Input for this task:
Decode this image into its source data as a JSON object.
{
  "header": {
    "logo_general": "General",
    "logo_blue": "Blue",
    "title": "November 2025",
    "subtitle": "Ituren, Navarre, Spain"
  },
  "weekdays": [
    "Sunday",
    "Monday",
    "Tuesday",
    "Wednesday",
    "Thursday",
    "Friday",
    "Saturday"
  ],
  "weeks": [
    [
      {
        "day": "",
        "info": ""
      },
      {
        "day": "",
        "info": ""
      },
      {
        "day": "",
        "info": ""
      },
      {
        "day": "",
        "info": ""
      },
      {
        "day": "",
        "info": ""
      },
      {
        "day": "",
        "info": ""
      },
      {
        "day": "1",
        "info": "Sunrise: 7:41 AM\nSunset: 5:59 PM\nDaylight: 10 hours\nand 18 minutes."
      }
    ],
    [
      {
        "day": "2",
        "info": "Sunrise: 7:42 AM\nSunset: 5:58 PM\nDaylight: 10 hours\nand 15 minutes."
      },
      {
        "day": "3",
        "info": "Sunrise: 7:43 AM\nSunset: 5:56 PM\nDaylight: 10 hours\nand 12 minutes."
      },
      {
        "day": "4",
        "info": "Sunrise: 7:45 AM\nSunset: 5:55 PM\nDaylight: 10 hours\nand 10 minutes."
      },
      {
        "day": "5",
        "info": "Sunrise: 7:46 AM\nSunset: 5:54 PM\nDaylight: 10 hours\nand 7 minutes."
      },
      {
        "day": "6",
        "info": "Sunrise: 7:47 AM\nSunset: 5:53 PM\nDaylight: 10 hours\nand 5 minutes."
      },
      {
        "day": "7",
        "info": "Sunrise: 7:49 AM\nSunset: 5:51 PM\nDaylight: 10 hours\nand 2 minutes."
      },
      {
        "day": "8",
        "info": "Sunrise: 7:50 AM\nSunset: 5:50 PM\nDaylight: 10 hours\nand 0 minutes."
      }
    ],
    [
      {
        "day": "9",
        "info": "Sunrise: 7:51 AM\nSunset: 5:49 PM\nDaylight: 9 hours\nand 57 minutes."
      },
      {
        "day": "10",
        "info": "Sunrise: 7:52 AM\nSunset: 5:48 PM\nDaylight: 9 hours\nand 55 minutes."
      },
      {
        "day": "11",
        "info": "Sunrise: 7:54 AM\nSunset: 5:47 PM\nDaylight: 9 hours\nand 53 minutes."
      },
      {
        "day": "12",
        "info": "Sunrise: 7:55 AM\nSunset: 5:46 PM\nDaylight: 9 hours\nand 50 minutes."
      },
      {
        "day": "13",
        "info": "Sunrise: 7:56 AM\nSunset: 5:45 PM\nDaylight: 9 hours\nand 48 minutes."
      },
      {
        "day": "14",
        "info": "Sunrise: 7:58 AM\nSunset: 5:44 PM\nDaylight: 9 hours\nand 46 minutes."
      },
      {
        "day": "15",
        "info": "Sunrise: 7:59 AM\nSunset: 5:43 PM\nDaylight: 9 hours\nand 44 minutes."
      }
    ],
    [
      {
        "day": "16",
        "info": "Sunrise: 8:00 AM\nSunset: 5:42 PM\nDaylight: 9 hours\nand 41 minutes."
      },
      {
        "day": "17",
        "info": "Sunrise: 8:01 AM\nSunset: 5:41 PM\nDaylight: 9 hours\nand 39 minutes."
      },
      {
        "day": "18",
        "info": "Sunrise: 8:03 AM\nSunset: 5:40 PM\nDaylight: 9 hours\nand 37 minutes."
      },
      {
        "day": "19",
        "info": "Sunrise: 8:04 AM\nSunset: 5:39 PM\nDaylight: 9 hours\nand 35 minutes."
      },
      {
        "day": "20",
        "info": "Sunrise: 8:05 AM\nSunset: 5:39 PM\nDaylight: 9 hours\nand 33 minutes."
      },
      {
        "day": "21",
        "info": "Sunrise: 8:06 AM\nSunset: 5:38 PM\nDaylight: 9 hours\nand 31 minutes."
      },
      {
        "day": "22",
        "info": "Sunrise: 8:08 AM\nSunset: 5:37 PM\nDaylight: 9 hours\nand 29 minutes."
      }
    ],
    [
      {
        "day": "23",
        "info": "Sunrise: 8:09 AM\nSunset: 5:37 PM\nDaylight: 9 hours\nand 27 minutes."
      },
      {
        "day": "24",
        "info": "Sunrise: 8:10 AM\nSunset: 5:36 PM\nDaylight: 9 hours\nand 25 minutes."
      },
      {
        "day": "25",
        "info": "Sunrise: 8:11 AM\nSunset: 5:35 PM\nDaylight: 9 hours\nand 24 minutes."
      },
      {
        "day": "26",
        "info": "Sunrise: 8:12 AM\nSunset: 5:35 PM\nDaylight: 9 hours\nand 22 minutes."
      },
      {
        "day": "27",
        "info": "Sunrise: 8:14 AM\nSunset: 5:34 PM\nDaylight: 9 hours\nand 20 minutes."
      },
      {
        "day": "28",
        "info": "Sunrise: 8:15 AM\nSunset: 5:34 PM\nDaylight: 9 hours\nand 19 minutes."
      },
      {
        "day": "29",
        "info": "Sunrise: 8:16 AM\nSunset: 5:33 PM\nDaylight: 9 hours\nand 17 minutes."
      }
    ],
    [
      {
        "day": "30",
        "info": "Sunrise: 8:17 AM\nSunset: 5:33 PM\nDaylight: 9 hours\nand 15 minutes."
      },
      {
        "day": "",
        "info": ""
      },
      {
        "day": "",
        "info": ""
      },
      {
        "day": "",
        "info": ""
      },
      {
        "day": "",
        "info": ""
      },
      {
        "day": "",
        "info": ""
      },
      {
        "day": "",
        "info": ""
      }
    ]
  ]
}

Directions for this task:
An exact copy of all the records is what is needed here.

Result of this exercise:
Decode this image into its source data as a JSON object.
{
  "header": {
    "logo_general": "General",
    "logo_blue": "Blue",
    "title": "November 2025",
    "subtitle": "Ituren, Navarre, Spain"
  },
  "weekdays": [
    "Sunday",
    "Monday",
    "Tuesday",
    "Wednesday",
    "Thursday",
    "Friday",
    "Saturday"
  ],
  "weeks": [
    [
      {
        "day": "",
        "info": ""
      },
      {
        "day": "",
        "info": ""
      },
      {
        "day": "",
        "info": ""
      },
      {
        "day": "",
        "info": ""
      },
      {
        "day": "",
        "info": ""
      },
      {
        "day": "",
        "info": ""
      },
      {
        "day": "1",
        "info": "Sunrise: 7:41 AM\nSunset: 5:59 PM\nDaylight: 10 hours\nand 18 minutes."
      }
    ],
    [
      {
        "day": "2",
        "info": "Sunrise: 7:42 AM\nSunset: 5:58 PM\nDaylight: 10 hours\nand 15 minutes."
      },
      {
        "day": "3",
        "info": "Sunrise: 7:43 AM\nSunset: 5:56 PM\nDaylight: 10 hours\nand 12 minutes."
      },
      {
        "day": "4",
        "info": "Sunrise: 7:45 AM\nSunset: 5:55 PM\nDaylight: 10 hours\nand 10 minutes."
      },
      {
        "day": "5",
        "info": "Sunrise: 7:46 AM\nSunset: 5:54 PM\nDaylight: 10 hours\nand 7 minutes."
      },
      {
        "day": "6",
        "info": "Sunrise: 7:47 AM\nSunset: 5:53 PM\nDaylight: 10 hours\nand 5 minutes."
      },
      {
        "day": "7",
        "info": "Sunrise: 7:49 AM\nSunset: 5:51 PM\nDaylight: 10 hours\nand 2 minutes."
      },
      {
        "day": "8",
        "info": "Sunrise: 7:50 AM\nSunset: 5:50 PM\nDaylight: 10 hours\nand 0 minutes."
      }
    ],
    [
      {
        "day": "9",
        "info": "Sunrise: 7:51 AM\nSunset: 5:49 PM\nDaylight: 9 hours\nand 57 minutes."
      },
      {
        "day": "10",
        "info": "Sunrise: 7:52 AM\nSunset: 5:48 PM\nDaylight: 9 hours\nand 55 minutes."
      },
      {
        "day": "11",
        "info": "Sunrise: 7:54 AM\nSunset: 5:47 PM\nDaylight: 9 hours\nand 53 minutes."
      },
      {
        "day": "12",
        "info": "Sunrise: 7:55 AM\nSunset: 5:46 PM\nDaylight: 9 hours\nand 50 minutes."
      },
      {
        "day": "13",
        "info": "Sunrise: 7:56 AM\nSunset: 5:45 PM\nDaylight: 9 hours\nand 48 minutes."
      },
      {
        "day": "14",
        "info": "Sunrise: 7:58 AM\nSunset: 5:44 PM\nDaylight: 9 hours\nand 46 minutes."
      },
      {
        "day": "15",
        "info": "Sunrise: 7:59 AM\nSunset: 5:43 PM\nDaylight: 9 hours\nand 44 minutes."
      }
    ],
    [
      {
        "day": "16",
        "info": "Sunrise: 8:00 AM\nSunset: 5:42 PM\nDaylight: 9 hours\nand 41 minutes."
      },
      {
        "day": "17",
        "info": "Sunrise: 8:01 AM\nSunset: 5:41 PM\nDaylight: 9 hours\nand 39 minutes."
      },
      {
        "day": "18",
        "info": "Sunrise: 8:03 AM\nSunset: 5:40 PM\nDaylight: 9 hours\nand 37 minutes."
      },
      {
        "day": "19",
        "info": "Sunrise: 8:04 AM\nSunset: 5:39 PM\nDaylight: 9 hours\nand 35 minutes."
      },
      {
        "day": "20",
        "info": "Sunrise: 8:05 AM\nSunset: 5:39 PM\nDaylight: 9 hours\nand 33 minutes."
      },
      {
        "day": "21",
        "info": "Sunrise: 8:06 AM\nSunset: 5:38 PM\nDaylight: 9 hours\nand 31 minutes."
      },
      {
        "day": "22",
        "info": "Sunrise: 8:08 AM\nSunset: 5:37 PM\nDaylight: 9 hours\nand 29 minutes."
      }
    ],
    [
      {
        "day": "23",
        "info": "Sunrise: 8:09 AM\nSunset: 5:37 PM\nDaylight: 9 hours\nand 27 minutes."
      },
      {
        "day": "24",
        "info": "Sunrise: 8:10 AM\nSunset: 5:36 PM\nDaylight: 9 hours\nand 25 minutes."
      },
      {
        "day": "25",
        "info": "Sunrise: 8:11 AM\nSunset: 5:35 PM\nDaylight: 9 hours\nand 24 minutes."
      },
      {
        "day": "26",
        "info": "Sunrise: 8:12 AM\nSunset: 5:35 PM\nDaylight: 9 hours\nand 22 minutes."
      },
      {
        "day": "27",
        "info": "Sunrise: 8:14 AM\nSunset: 5:34 PM\nDaylight: 9 hours\nand 20 minutes."
      },
      {
        "day": "28",
        "info": "Sunrise: 8:15 AM\nSunset: 5:34 PM\nDaylight: 9 hours\nand 19 minutes."
      },
      {
        "day": "29",
        "info": "Sunrise: 8:16 AM\nSunset: 5:33 PM\nDaylight: 9 hours\nand 17 minutes."
      }
    ],
    [
      {
        "day": "30",
        "info": "Sunrise: 8:17 AM\nSunset: 5:33 PM\nDaylight: 9 hours\nand 15 minutes."
      },
      {
        "day": "",
        "info": ""
      },
      {
        "day": "",
        "info": ""
      },
      {
        "day": "",
        "info": ""
      },
      {
        "day": "",
        "info": ""
      },
      {
        "day": "",
        "info": ""
      },
      {
        "day": "",
        "info": ""
      }
    ]
  ]
}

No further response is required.